** Opening Extracted entries block **

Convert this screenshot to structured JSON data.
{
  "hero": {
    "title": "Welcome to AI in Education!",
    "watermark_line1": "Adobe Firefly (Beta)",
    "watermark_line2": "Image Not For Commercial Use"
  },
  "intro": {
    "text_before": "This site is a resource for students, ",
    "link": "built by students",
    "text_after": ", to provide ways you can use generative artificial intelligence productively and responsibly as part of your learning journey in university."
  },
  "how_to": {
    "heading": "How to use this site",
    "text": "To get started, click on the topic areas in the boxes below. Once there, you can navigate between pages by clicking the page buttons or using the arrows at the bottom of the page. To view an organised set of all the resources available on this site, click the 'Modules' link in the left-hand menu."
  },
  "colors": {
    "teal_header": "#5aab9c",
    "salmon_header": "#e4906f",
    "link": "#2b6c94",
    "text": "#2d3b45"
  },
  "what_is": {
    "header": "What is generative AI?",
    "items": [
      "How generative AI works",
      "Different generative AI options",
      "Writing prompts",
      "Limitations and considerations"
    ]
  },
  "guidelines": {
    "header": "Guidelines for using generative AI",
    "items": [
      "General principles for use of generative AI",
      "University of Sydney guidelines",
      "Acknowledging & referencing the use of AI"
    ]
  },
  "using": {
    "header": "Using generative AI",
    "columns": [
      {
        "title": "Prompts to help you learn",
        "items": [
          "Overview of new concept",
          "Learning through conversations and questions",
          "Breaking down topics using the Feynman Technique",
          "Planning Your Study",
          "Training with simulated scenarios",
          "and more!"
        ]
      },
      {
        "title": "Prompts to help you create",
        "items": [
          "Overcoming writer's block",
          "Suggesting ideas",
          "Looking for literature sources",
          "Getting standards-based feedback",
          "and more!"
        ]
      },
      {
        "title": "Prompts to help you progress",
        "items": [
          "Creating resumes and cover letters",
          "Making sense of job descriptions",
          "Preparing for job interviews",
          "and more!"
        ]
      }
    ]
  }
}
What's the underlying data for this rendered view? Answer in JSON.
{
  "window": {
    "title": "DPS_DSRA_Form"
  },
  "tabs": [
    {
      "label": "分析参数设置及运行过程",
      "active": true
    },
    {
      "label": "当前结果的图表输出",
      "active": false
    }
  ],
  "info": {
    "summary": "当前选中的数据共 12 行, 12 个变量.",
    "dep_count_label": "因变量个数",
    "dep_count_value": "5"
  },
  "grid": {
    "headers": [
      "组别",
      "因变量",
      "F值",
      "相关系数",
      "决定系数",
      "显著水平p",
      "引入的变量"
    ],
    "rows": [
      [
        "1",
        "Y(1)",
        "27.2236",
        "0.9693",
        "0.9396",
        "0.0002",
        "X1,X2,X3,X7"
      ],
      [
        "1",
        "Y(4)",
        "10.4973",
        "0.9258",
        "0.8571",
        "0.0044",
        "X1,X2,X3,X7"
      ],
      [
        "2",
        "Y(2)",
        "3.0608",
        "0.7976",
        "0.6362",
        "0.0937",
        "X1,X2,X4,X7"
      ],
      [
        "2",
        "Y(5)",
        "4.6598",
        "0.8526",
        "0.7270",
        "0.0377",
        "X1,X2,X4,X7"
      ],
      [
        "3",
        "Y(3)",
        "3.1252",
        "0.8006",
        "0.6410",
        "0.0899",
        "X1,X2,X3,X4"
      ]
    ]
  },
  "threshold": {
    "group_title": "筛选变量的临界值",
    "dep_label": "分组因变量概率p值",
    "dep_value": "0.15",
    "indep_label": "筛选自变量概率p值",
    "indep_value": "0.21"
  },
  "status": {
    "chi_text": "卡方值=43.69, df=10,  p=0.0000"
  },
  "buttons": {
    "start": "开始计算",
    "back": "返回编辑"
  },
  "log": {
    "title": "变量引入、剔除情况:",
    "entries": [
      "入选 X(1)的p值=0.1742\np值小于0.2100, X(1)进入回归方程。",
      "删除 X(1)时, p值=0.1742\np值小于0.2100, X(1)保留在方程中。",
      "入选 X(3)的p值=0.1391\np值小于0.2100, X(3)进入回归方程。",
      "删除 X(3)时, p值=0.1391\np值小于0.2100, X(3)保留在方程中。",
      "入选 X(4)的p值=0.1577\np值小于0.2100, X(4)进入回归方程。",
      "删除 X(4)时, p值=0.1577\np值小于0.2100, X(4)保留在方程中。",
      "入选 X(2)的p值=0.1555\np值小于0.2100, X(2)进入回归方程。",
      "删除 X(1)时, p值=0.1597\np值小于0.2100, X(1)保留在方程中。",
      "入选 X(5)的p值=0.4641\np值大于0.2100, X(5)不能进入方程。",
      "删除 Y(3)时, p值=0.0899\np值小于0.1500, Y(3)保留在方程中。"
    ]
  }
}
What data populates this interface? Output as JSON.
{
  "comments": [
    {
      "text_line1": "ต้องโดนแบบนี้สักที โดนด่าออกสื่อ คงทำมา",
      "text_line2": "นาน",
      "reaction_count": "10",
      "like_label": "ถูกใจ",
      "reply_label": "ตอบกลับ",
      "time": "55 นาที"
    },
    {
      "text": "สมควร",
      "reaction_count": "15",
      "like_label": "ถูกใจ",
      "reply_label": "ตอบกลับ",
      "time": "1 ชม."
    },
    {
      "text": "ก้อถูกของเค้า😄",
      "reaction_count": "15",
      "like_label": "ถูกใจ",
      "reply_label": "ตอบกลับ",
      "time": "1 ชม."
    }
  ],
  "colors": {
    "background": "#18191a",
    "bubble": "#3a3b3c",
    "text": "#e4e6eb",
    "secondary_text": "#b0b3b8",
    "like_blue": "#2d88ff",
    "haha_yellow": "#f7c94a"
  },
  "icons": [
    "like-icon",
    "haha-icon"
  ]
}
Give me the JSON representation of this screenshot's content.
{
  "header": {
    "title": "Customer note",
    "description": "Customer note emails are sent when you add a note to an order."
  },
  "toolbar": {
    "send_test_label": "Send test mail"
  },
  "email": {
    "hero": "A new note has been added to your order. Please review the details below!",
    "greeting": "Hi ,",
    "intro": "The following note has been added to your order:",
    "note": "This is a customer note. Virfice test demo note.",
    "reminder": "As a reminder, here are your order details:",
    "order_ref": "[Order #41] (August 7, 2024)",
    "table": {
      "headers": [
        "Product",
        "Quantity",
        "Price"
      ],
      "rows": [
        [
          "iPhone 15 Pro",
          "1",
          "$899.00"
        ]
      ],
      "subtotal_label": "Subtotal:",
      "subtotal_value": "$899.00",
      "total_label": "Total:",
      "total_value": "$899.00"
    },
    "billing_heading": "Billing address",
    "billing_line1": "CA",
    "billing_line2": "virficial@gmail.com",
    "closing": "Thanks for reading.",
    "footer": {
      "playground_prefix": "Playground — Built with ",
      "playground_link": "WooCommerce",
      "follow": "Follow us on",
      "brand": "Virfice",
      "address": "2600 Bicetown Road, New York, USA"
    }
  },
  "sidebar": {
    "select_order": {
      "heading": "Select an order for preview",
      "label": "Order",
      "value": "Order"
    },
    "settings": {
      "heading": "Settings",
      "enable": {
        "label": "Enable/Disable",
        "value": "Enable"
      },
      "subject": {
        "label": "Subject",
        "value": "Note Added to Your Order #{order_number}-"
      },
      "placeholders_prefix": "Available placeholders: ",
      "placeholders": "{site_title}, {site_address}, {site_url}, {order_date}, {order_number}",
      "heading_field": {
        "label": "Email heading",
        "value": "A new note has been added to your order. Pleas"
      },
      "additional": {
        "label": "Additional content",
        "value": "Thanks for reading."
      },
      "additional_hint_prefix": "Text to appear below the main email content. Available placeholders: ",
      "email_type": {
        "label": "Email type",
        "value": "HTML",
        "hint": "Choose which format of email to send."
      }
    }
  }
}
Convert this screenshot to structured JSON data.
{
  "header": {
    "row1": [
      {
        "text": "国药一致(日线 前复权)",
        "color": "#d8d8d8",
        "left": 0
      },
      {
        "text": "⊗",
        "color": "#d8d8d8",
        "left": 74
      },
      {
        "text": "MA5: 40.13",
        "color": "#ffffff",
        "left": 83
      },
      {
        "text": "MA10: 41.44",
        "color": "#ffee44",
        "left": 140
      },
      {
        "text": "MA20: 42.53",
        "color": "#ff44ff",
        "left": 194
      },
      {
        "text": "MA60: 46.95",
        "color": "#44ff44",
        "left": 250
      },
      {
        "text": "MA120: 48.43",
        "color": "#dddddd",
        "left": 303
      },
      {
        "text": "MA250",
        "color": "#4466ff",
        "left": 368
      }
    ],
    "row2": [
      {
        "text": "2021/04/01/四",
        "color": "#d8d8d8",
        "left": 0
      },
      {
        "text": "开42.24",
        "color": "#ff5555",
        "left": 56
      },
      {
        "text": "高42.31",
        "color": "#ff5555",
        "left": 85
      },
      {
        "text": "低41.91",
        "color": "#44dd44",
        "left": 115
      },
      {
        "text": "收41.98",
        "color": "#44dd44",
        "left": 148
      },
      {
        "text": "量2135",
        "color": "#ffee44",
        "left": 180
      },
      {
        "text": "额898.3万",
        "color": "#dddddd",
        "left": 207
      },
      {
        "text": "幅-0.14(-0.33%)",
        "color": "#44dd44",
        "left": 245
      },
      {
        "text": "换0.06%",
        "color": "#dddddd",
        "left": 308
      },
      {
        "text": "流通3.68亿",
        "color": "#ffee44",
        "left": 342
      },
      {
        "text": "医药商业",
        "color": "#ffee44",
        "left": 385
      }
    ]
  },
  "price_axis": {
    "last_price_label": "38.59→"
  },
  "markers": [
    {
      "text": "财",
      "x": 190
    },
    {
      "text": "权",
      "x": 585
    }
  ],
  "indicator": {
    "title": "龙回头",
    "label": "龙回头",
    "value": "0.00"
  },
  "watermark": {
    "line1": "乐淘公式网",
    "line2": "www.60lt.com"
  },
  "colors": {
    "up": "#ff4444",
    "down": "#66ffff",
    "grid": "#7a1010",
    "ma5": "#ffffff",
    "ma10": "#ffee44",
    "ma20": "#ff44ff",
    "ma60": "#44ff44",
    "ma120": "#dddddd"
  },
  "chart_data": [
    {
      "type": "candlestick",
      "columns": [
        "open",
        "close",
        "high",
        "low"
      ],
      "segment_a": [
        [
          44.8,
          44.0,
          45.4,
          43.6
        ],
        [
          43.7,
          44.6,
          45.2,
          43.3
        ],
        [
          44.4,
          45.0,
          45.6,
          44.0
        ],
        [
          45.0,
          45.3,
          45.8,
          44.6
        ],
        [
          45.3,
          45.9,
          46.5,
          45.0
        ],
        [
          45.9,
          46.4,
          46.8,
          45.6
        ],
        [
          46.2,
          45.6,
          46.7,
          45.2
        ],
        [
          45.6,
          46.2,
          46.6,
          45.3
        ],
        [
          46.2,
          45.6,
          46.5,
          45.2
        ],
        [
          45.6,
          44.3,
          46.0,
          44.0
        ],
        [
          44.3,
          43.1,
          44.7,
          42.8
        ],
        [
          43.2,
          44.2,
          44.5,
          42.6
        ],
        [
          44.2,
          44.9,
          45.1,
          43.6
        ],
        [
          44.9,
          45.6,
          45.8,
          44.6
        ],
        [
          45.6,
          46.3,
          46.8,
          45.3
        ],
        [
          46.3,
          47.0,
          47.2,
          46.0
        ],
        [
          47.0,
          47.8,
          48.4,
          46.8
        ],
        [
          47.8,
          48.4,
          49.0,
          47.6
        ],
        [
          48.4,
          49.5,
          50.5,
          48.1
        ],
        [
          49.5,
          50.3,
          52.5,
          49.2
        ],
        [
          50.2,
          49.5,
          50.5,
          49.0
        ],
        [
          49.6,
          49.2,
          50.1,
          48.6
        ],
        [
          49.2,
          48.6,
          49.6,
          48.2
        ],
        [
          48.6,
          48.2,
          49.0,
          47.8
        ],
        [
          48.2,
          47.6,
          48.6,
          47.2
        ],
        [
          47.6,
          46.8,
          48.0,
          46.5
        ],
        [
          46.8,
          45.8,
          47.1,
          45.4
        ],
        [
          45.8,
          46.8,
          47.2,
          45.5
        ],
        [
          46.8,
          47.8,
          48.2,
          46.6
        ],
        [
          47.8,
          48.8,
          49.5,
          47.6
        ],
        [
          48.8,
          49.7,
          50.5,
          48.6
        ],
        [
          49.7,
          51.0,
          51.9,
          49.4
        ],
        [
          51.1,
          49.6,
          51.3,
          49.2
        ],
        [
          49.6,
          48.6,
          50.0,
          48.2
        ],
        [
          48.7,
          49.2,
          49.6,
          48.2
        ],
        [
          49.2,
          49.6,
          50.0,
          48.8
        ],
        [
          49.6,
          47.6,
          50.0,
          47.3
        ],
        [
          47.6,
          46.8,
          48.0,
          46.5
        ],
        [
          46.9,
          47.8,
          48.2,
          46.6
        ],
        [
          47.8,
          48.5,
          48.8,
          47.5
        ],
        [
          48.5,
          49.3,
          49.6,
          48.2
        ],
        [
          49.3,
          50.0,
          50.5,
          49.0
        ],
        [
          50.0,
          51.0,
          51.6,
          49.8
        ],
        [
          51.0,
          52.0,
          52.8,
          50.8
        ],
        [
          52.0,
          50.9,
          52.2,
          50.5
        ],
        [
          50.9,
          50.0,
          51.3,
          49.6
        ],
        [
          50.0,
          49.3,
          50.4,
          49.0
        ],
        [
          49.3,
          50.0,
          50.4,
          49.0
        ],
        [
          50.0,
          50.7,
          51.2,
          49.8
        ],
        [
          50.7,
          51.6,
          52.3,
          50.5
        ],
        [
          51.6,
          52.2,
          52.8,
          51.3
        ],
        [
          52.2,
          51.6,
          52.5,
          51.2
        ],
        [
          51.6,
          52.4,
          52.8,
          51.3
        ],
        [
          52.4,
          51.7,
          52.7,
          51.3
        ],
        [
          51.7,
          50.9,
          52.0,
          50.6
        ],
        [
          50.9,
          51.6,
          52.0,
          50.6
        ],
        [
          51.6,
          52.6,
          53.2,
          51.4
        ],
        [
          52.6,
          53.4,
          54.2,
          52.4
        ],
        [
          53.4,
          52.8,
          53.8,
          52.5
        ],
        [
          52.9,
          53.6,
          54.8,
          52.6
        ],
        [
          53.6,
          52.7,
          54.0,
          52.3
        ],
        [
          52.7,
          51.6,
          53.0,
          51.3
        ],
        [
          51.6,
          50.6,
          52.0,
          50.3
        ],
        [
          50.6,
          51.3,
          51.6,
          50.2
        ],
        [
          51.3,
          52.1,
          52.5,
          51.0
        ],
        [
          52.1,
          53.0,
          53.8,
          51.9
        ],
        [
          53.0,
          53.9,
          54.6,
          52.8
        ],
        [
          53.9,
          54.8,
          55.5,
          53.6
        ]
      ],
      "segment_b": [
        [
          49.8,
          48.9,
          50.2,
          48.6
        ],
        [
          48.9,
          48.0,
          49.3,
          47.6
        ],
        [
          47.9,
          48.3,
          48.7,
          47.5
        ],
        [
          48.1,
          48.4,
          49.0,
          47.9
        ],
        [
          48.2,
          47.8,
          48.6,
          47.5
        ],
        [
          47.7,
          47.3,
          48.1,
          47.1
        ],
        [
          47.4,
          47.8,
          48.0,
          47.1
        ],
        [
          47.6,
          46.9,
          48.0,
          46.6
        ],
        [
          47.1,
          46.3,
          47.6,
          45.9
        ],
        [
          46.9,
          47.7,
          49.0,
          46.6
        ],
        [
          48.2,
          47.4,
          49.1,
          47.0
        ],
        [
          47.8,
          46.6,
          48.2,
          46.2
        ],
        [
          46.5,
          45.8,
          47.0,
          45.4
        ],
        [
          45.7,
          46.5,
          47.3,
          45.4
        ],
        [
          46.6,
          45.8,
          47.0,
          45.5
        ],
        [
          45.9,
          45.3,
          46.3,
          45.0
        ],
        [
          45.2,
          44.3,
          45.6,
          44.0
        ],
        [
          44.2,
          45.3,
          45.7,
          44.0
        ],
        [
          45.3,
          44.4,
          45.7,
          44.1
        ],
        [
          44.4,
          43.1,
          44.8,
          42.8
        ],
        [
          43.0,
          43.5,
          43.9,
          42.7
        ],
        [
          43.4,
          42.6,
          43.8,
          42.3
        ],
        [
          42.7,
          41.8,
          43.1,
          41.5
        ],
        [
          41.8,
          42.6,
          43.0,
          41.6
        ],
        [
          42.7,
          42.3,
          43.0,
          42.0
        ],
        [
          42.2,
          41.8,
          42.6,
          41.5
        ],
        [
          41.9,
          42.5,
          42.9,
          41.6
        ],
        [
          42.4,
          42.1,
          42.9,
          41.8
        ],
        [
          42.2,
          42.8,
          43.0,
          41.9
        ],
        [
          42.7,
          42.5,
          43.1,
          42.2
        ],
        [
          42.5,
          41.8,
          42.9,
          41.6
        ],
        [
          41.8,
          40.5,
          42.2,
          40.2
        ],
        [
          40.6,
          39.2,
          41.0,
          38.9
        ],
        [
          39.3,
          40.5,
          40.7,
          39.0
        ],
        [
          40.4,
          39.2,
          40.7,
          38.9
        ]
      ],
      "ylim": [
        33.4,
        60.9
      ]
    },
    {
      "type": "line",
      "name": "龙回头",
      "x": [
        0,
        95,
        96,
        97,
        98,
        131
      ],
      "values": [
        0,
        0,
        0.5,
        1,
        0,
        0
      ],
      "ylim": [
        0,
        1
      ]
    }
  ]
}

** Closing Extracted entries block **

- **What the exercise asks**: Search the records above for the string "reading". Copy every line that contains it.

- **Exercise response**:
    "closing": "Thanks for reading.",
        "value": "Thanks for reading."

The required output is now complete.